## [TASK BRIEF]
Gather every line of the entries that includes the word "Management".

:: SUPPLIED INFORMATION ::

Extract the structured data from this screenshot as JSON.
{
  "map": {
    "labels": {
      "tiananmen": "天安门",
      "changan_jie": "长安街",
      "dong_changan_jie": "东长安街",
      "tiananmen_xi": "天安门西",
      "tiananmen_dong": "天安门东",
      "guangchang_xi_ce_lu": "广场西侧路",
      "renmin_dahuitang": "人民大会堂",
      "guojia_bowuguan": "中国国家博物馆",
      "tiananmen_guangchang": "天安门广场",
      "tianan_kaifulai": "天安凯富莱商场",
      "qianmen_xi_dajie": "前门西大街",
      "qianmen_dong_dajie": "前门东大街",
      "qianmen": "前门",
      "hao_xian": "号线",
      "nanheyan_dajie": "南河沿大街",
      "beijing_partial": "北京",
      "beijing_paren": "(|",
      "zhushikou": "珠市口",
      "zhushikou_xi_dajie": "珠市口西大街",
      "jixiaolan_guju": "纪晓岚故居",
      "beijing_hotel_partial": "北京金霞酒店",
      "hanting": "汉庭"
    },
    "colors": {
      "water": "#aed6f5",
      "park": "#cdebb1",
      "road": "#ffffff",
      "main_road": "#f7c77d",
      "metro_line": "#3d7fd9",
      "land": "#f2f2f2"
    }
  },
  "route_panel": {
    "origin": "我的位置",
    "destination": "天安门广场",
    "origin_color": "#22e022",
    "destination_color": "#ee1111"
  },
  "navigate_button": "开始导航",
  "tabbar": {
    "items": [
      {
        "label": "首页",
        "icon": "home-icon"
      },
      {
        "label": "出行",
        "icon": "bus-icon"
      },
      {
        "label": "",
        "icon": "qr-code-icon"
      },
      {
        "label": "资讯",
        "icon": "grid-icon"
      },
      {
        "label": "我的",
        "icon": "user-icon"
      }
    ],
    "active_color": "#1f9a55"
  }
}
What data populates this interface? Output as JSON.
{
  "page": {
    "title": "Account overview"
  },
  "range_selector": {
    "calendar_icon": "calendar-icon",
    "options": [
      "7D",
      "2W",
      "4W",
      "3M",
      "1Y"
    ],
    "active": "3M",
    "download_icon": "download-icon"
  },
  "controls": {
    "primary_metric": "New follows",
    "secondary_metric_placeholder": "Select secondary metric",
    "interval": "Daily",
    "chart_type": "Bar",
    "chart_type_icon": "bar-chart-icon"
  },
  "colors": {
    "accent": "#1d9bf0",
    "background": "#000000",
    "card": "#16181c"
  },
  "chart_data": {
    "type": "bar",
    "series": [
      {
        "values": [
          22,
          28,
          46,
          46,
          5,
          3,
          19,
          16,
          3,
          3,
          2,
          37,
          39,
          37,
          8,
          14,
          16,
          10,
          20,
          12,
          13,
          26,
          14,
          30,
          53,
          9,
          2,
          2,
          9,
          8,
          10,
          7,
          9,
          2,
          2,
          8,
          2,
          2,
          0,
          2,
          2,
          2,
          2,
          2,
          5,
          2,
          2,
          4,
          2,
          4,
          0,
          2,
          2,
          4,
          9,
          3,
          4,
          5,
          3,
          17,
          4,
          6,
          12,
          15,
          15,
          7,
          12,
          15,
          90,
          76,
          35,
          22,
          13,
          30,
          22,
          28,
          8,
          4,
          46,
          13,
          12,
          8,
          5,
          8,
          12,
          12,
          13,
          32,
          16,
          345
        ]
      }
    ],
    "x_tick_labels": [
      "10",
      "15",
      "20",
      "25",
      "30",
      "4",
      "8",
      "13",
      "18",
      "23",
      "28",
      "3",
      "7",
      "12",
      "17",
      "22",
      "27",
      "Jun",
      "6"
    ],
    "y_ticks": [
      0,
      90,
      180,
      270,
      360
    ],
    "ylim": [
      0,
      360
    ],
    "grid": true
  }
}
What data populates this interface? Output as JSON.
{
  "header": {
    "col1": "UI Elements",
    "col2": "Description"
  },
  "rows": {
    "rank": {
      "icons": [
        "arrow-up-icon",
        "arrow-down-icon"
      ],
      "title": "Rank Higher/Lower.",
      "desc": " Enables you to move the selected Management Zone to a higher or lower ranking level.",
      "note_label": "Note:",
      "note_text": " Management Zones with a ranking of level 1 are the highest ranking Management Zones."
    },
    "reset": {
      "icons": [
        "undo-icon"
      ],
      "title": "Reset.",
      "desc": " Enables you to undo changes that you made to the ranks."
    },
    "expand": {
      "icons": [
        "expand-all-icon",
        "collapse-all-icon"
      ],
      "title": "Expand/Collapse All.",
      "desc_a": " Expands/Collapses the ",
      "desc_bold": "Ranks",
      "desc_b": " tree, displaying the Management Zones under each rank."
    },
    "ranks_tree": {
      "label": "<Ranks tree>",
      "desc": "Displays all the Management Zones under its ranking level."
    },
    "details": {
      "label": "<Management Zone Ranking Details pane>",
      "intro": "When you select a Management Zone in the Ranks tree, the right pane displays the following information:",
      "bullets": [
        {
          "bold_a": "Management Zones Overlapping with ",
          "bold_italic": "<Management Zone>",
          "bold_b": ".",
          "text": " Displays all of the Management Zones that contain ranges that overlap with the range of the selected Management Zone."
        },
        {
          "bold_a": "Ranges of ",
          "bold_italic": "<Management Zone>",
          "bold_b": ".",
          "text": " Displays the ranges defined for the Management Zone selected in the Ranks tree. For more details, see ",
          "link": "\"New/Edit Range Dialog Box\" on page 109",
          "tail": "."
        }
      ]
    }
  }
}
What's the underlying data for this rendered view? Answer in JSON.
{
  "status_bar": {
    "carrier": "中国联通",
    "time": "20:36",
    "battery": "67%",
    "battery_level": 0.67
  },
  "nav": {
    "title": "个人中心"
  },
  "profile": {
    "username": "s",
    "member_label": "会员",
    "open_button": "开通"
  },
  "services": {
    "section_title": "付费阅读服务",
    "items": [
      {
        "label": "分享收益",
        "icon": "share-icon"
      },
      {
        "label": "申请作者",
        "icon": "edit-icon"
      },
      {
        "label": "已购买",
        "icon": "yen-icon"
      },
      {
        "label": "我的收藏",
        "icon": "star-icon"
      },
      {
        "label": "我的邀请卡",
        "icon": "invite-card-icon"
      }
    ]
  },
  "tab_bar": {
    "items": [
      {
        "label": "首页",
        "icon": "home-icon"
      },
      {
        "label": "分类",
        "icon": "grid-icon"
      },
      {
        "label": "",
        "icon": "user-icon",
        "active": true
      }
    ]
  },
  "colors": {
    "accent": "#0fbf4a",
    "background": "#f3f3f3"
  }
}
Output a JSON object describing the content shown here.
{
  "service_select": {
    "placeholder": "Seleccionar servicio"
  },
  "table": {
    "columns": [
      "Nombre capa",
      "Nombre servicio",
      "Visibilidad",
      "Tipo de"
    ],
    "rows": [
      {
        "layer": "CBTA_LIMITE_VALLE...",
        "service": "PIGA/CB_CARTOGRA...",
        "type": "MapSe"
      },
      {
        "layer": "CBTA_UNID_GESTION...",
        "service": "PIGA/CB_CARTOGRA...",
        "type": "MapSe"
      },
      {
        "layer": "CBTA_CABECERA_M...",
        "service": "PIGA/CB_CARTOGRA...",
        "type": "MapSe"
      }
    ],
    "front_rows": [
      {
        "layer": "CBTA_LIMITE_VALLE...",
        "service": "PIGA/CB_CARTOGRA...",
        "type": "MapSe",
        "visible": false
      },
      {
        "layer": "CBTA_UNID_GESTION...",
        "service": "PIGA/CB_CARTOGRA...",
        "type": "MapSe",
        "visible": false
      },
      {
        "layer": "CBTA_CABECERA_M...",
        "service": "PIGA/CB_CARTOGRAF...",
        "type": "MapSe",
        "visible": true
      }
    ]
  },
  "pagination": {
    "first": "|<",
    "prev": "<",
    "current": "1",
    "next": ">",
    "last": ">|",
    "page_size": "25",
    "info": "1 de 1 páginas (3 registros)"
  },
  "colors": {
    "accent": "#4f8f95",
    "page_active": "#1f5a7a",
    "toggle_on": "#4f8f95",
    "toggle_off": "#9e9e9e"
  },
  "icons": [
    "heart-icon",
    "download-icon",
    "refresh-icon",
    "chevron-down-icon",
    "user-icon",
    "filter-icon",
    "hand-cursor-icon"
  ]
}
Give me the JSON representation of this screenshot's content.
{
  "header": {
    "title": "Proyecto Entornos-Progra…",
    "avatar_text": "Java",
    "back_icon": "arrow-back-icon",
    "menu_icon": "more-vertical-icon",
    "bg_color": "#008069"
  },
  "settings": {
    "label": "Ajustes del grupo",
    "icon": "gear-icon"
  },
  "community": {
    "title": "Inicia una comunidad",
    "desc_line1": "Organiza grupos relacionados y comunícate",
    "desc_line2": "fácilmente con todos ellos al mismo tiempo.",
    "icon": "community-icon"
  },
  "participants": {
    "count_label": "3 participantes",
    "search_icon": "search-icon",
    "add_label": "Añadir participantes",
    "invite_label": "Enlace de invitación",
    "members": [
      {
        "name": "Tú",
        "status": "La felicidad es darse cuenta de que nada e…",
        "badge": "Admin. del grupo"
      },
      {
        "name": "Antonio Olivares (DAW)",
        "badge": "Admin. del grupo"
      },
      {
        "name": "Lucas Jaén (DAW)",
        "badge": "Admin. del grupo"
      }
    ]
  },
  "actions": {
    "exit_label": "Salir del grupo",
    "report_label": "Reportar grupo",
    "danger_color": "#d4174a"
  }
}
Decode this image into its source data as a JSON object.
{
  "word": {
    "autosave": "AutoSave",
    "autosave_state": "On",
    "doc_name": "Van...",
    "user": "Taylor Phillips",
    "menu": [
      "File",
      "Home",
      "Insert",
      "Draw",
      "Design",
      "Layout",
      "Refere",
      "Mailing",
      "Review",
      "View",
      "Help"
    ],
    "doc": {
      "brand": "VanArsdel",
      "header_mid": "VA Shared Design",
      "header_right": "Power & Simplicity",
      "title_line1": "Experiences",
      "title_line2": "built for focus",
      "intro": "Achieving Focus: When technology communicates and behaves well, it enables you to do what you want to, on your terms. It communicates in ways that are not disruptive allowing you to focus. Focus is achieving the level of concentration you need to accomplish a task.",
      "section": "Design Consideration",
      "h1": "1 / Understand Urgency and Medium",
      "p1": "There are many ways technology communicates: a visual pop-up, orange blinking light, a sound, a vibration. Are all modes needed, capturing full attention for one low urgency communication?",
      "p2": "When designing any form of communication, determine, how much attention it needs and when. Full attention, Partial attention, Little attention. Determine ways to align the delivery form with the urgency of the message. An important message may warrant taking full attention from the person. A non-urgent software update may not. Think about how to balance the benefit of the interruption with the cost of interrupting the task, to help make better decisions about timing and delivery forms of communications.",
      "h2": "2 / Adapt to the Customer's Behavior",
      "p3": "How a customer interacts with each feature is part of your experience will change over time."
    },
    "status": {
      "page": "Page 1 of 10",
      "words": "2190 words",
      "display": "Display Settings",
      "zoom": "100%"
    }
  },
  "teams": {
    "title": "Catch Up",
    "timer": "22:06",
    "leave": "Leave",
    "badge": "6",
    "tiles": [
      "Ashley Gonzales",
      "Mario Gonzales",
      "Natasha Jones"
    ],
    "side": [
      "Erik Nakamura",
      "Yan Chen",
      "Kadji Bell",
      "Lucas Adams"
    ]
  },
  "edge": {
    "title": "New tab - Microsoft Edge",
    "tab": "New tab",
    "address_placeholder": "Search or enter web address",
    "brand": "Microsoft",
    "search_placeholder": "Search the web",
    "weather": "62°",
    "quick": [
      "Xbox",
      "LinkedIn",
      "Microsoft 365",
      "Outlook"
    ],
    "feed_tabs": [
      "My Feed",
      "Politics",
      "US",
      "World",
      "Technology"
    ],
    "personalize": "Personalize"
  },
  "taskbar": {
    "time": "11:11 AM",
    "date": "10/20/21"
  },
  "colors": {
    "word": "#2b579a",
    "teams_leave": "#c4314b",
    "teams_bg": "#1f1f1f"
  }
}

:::

## [EXPECTED OUTPUT]
      "desc": " Enables you to move the selected Management Zone to a higher or lower ranking level.",
      "note_text": " Management Zones with a ranking of level 1 are the highest ranking Management Zones."
      "desc_b": " tree, displaying the Management Zones under each rank."
      "desc": "Displays all the Management Zones under its ranking level."
      "label": "<Management Zone Ranking Details pane>",
      "intro": "When you select a Management Zone in the Ranks tree, the right pane displays the following information:",
          "bold_a": "Management Zones Overlapping with ",
          "bold_italic": "<Management Zone>",
          "text": " Displays all of the Management Zones that contain ranges that overlap with the range of the selected Management Zone."
          "bold_italic": "<Management Zone>",
          "text": " Displays the ranges defined for the Management Zone selected in the Ranks tree. For more details, see ",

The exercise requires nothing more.